Dataset rows describing interfaces
[Start of Attachment]
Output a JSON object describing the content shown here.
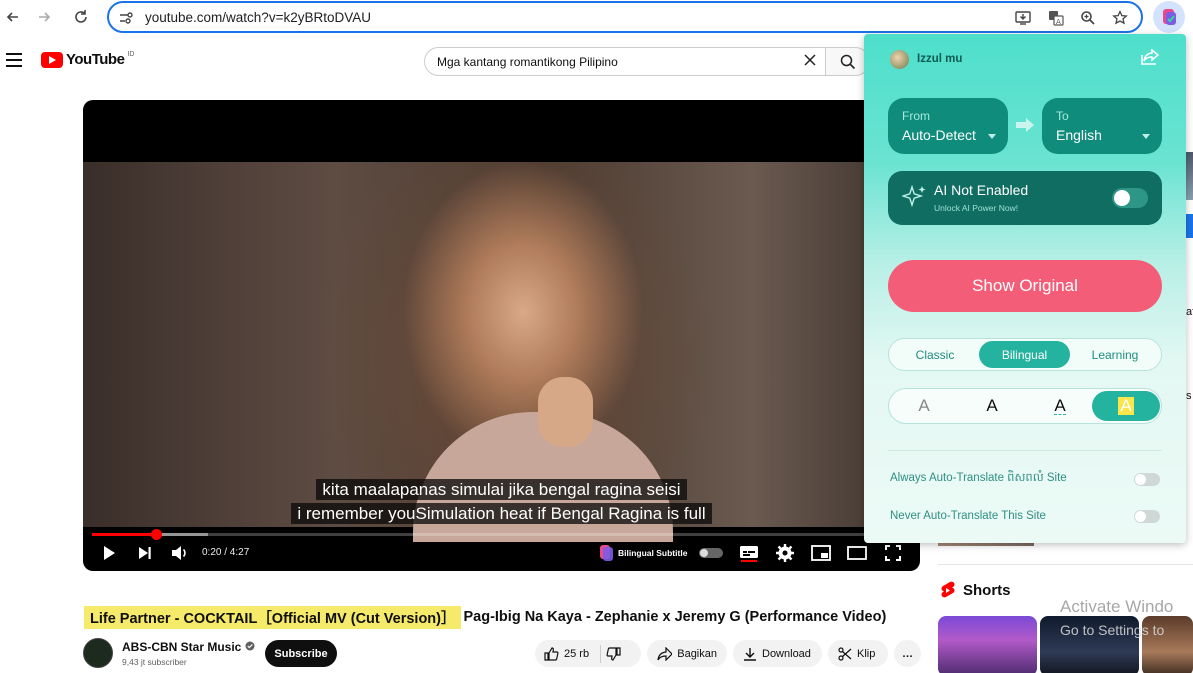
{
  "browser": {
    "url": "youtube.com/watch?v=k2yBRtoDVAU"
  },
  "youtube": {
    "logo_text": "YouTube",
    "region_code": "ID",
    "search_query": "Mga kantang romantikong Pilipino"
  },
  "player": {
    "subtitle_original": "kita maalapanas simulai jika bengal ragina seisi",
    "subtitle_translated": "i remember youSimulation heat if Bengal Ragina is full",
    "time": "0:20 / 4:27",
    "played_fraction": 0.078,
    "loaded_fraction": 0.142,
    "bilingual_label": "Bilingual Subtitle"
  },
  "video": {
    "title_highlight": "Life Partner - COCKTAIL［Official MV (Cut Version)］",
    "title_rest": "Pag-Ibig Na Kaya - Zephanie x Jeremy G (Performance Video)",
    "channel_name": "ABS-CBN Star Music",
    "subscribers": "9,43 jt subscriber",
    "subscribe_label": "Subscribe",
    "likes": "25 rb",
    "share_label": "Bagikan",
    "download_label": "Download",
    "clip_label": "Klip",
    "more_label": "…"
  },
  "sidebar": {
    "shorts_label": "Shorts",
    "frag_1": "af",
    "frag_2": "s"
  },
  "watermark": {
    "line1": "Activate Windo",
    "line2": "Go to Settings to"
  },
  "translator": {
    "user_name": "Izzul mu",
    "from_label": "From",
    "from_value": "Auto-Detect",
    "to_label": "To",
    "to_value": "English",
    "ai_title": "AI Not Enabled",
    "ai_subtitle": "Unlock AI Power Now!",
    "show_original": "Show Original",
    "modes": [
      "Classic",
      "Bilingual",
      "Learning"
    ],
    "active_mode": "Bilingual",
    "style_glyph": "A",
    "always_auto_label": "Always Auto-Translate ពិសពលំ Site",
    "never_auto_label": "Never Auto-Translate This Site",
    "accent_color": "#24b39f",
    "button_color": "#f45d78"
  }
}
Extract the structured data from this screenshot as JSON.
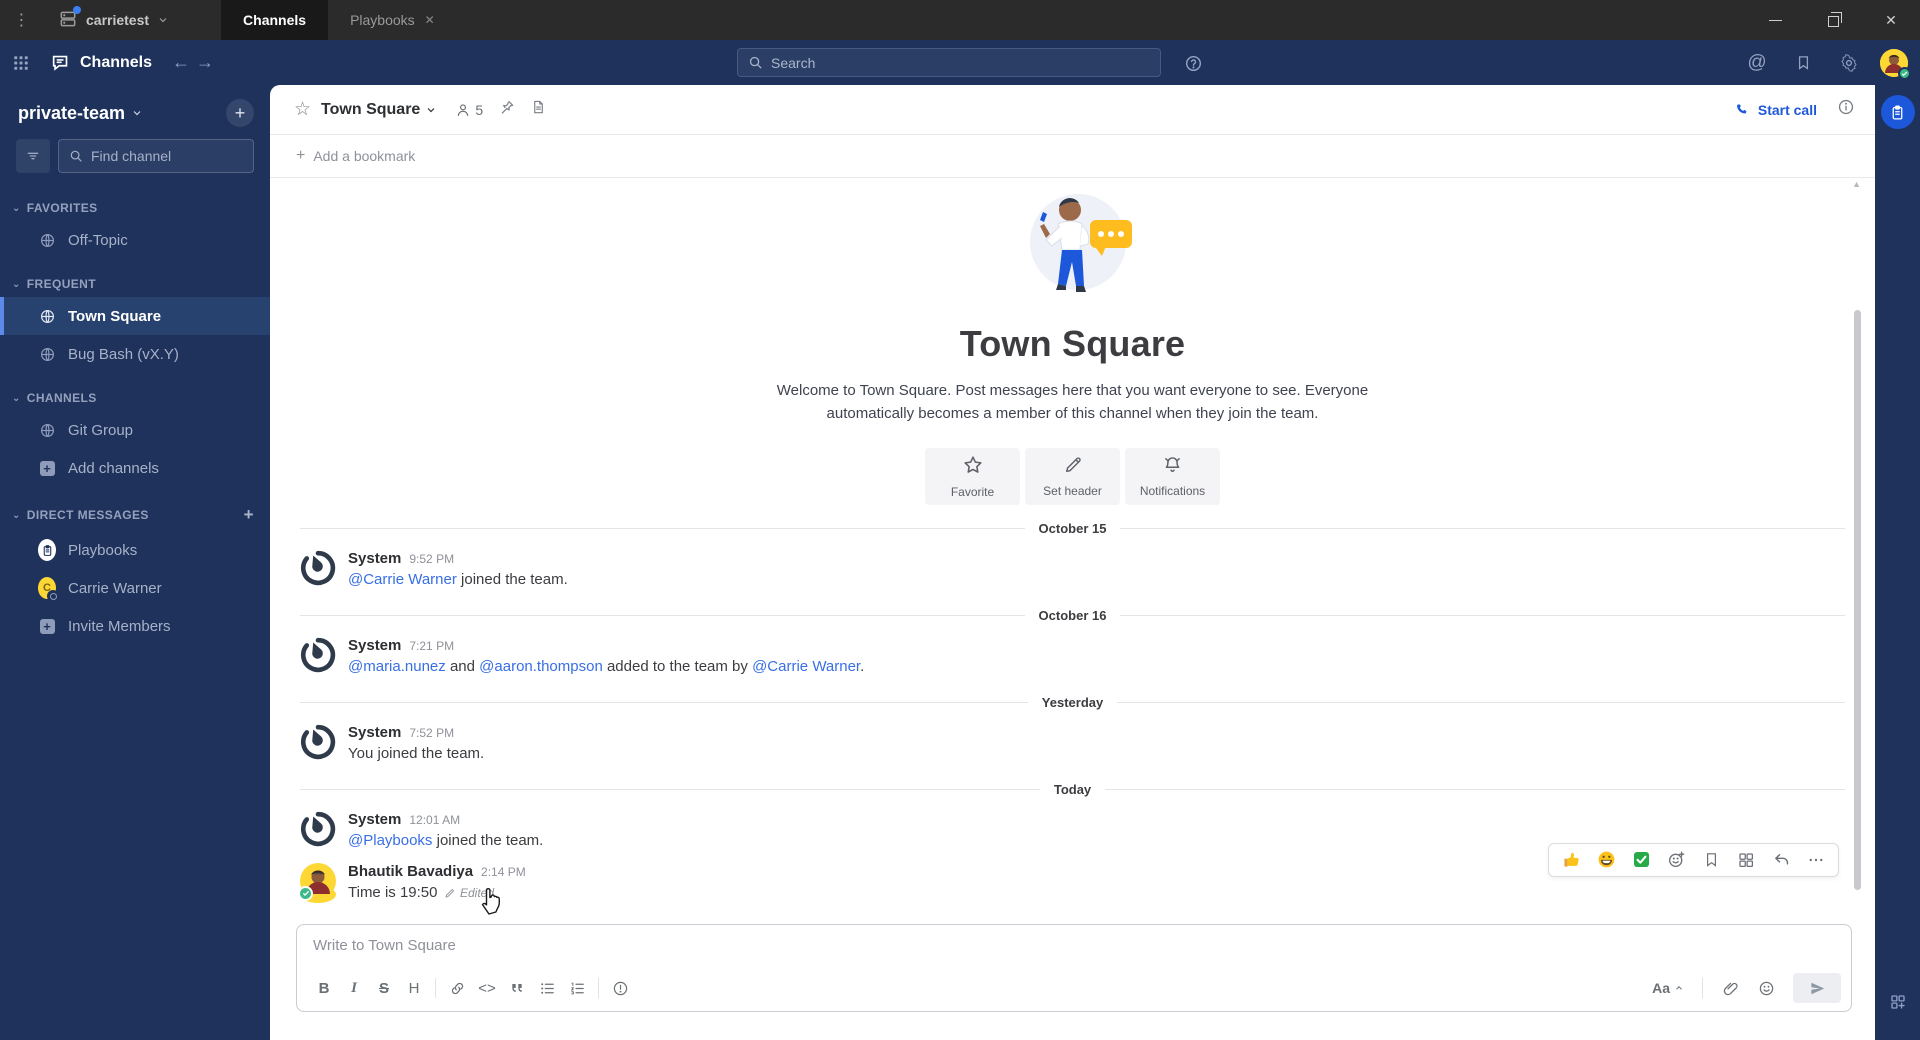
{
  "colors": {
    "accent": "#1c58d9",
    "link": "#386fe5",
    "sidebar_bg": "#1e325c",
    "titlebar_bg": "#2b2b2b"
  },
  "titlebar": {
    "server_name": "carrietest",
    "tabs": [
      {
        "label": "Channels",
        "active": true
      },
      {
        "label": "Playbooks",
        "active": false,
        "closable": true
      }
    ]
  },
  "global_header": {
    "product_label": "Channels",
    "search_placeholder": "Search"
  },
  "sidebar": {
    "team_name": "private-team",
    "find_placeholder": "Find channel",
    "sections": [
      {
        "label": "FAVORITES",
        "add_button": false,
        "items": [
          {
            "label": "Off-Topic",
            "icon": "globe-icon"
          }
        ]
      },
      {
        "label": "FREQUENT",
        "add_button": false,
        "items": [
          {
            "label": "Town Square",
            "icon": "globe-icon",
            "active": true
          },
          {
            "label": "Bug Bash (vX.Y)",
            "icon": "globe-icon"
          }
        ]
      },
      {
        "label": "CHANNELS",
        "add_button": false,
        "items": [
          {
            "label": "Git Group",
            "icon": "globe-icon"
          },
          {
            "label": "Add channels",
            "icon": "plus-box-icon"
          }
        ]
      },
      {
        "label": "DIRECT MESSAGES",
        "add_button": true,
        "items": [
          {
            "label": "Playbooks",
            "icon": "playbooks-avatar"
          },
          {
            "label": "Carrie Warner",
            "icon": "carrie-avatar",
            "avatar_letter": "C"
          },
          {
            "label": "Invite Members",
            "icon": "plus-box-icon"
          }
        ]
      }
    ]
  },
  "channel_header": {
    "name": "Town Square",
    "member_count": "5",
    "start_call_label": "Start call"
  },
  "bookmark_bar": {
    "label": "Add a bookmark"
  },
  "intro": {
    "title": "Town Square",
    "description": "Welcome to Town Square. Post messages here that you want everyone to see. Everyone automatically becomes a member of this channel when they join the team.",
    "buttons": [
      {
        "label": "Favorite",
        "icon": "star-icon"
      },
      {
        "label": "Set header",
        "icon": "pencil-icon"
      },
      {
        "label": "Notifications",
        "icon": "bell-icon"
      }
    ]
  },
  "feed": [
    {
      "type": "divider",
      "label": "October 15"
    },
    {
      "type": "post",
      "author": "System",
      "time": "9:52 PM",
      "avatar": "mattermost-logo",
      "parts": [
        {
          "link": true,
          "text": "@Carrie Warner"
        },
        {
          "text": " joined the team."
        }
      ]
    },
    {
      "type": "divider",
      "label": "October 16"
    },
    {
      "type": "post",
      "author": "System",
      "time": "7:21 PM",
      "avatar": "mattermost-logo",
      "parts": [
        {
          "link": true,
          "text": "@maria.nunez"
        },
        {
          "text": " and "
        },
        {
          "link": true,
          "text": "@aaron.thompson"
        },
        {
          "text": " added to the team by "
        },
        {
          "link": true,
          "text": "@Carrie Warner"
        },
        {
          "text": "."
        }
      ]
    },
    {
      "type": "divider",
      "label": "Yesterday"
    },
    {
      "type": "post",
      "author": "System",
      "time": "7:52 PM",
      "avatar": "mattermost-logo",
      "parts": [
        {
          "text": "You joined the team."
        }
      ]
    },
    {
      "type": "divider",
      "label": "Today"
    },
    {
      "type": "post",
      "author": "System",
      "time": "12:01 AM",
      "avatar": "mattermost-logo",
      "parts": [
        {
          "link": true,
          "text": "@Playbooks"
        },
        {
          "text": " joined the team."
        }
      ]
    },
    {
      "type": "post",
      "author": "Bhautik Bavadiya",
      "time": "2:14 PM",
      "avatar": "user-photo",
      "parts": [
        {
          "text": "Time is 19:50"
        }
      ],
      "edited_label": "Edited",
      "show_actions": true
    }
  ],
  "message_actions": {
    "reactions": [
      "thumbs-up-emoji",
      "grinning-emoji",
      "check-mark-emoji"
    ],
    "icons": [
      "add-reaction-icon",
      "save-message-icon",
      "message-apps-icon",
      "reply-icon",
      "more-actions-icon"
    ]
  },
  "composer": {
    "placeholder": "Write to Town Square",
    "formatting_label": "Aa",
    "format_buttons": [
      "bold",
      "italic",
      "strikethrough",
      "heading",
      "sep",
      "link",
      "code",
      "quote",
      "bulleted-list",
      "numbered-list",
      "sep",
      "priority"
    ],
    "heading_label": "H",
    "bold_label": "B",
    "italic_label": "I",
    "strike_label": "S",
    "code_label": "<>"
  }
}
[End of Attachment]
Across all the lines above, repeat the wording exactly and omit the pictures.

* Answer to this task:
Output a JSON object describing the content shown here.
{
  "browser": {
    "url": "youtube.com/watch?v=k2yBRtoDVAU"
  },
  "youtube": {
    "logo_text": "YouTube",
    "region_code": "ID",
    "search_query": "Mga kantang romantikong Pilipino"
  },
  "player": {
    "subtitle_original": "kita maalapanas simulai jika bengal ragina seisi",
    "subtitle_translated": "i remember youSimulation heat if Bengal Ragina is full",
    "time": "0:20 / 4:27",
    "played_fraction": 0.078,
    "loaded_fraction": 0.142,
    "bilingual_label": "Bilingual Subtitle"
  },
  "video": {
    "title_highlight": "Life Partner - COCKTAIL［Official MV (Cut Version)］",
    "title_rest": "Pag-Ibig Na Kaya - Zephanie x Jeremy G (Performance Video)",
    "channel_name": "ABS-CBN Star Music",
    "subscribers": "9,43 jt subscriber",
    "subscribe_label": "Subscribe",
    "likes": "25 rb",
    "share_label": "Bagikan",
    "download_label": "Download",
    "clip_label": "Klip",
    "more_label": "…"
  },
  "sidebar": {
    "shorts_label": "Shorts",
    "frag_1": "af",
    "frag_2": "s"
  },
  "watermark": {
    "line1": "Activate Windo",
    "line2": "Go to Settings to"
  },
  "translator": {
    "user_name": "Izzul mu",
    "from_label": "From",
    "from_value": "Auto-Detect",
    "to_label": "To",
    "to_value": "English",
    "ai_title": "AI Not Enabled",
    "ai_subtitle": "Unlock AI Power Now!",
    "show_original": "Show Original",
    "modes": [
      "Classic",
      "Bilingual",
      "Learning"
    ],
    "active_mode": "Bilingual",
    "style_glyph": "A",
    "always_auto_label": "Always Auto-Translate ពិសពលំ Site",
    "never_auto_label": "Never Auto-Translate This Site",
    "accent_color": "#24b39f",
    "button_color": "#f45d78"
  }
}
Extract the structured data from this screenshot as JSON.
{
  "colors": {
    "accent": "#1c58d9",
    "link": "#386fe5",
    "sidebar_bg": "#1e325c",
    "titlebar_bg": "#2b2b2b"
  },
  "titlebar": {
    "server_name": "carrietest",
    "tabs": [
      {
        "label": "Channels",
        "active": true
      },
      {
        "label": "Playbooks",
        "active": false,
        "closable": true
      }
    ]
  },
  "global_header": {
    "product_label": "Channels",
    "search_placeholder": "Search"
  },
  "sidebar": {
    "team_name": "private-team",
    "find_placeholder": "Find channel",
    "sections": [
      {
        "label": "FAVORITES",
        "add_button": false,
        "items": [
          {
            "label": "Off-Topic",
            "icon": "globe-icon"
          }
        ]
      },
      {
        "label": "FREQUENT",
        "add_button": false,
        "items": [
          {
            "label": "Town Square",
            "icon": "globe-icon",
            "active": true
          },
          {
            "label": "Bug Bash (vX.Y)",
            "icon": "globe-icon"
          }
        ]
      },
      {
        "label": "CHANNELS",
        "add_button": false,
        "items": [
          {
            "label": "Git Group",
            "icon": "globe-icon"
          },
          {
            "label": "Add channels",
            "icon": "plus-box-icon"
          }
        ]
      },
      {
        "label": "DIRECT MESSAGES",
        "add_button": true,
        "items": [
          {
            "label": "Playbooks",
            "icon": "playbooks-avatar"
          },
          {
            "label": "Carrie Warner",
            "icon": "carrie-avatar",
            "avatar_letter": "C"
          },
          {
            "label": "Invite Members",
            "icon": "plus-box-icon"
          }
        ]
      }
    ]
  },
  "channel_header": {
    "name": "Town Square",
    "member_count": "5",
    "start_call_label": "Start call"
  },
  "bookmark_bar": {
    "label": "Add a bookmark"
  },
  "intro": {
    "title": "Town Square",
    "description": "Welcome to Town Square. Post messages here that you want everyone to see. Everyone automatically becomes a member of this channel when they join the team.",
    "buttons": [
      {
        "label": "Favorite",
        "icon": "star-icon"
      },
      {
        "label": "Set header",
        "icon": "pencil-icon"
      },
      {
        "label": "Notifications",
        "icon": "bell-icon"
      }
    ]
  },
  "feed": [
    {
      "type": "divider",
      "label": "October 15"
    },
    {
      "type": "post",
      "author": "System",
      "time": "9:52 PM",
      "avatar": "mattermost-logo",
      "parts": [
        {
          "link": true,
          "text": "@Carrie Warner"
        },
        {
          "text": " joined the team."
        }
      ]
    },
    {
      "type": "divider",
      "label": "October 16"
    },
    {
      "type": "post",
      "author": "System",
      "time": "7:21 PM",
      "avatar": "mattermost-logo",
      "parts": [
        {
          "link": true,
          "text": "@maria.nunez"
        },
        {
          "text": " and "
        },
        {
          "link": true,
          "text": "@aaron.thompson"
        },
        {
          "text": " added to the team by "
        },
        {
          "link": true,
          "text": "@Carrie Warner"
        },
        {
          "text": "."
        }
      ]
    },
    {
      "type": "divider",
      "label": "Yesterday"
    },
    {
      "type": "post",
      "author": "System",
      "time": "7:52 PM",
      "avatar": "mattermost-logo",
      "parts": [
        {
          "text": "You joined the team."
        }
      ]
    },
    {
      "type": "divider",
      "label": "Today"
    },
    {
      "type": "post",
      "author": "System",
      "time": "12:01 AM",
      "avatar": "mattermost-logo",
      "parts": [
        {
          "link": true,
          "text": "@Playbooks"
        },
        {
          "text": " joined the team."
        }
      ]
    },
    {
      "type": "post",
      "author": "Bhautik Bavadiya",
      "time": "2:14 PM",
      "avatar": "user-photo",
      "parts": [
        {
          "text": "Time is 19:50"
        }
      ],
      "edited_label": "Edited",
      "show_actions": true
    }
  ],
  "message_actions": {
    "reactions": [
      "thumbs-up-emoji",
      "grinning-emoji",
      "check-mark-emoji"
    ],
    "icons": [
      "add-reaction-icon",
      "save-message-icon",
      "message-apps-icon",
      "reply-icon",
      "more-actions-icon"
    ]
  },
  "composer": {
    "placeholder": "Write to Town Square",
    "formatting_label": "Aa",
    "format_buttons": [
      "bold",
      "italic",
      "strikethrough",
      "heading",
      "sep",
      "link",
      "code",
      "quote",
      "bulleted-list",
      "numbered-list",
      "sep",
      "priority"
    ],
    "heading_label": "H",
    "bold_label": "B",
    "italic_label": "I",
    "strike_label": "S",
    "code_label": "<>"
  }
}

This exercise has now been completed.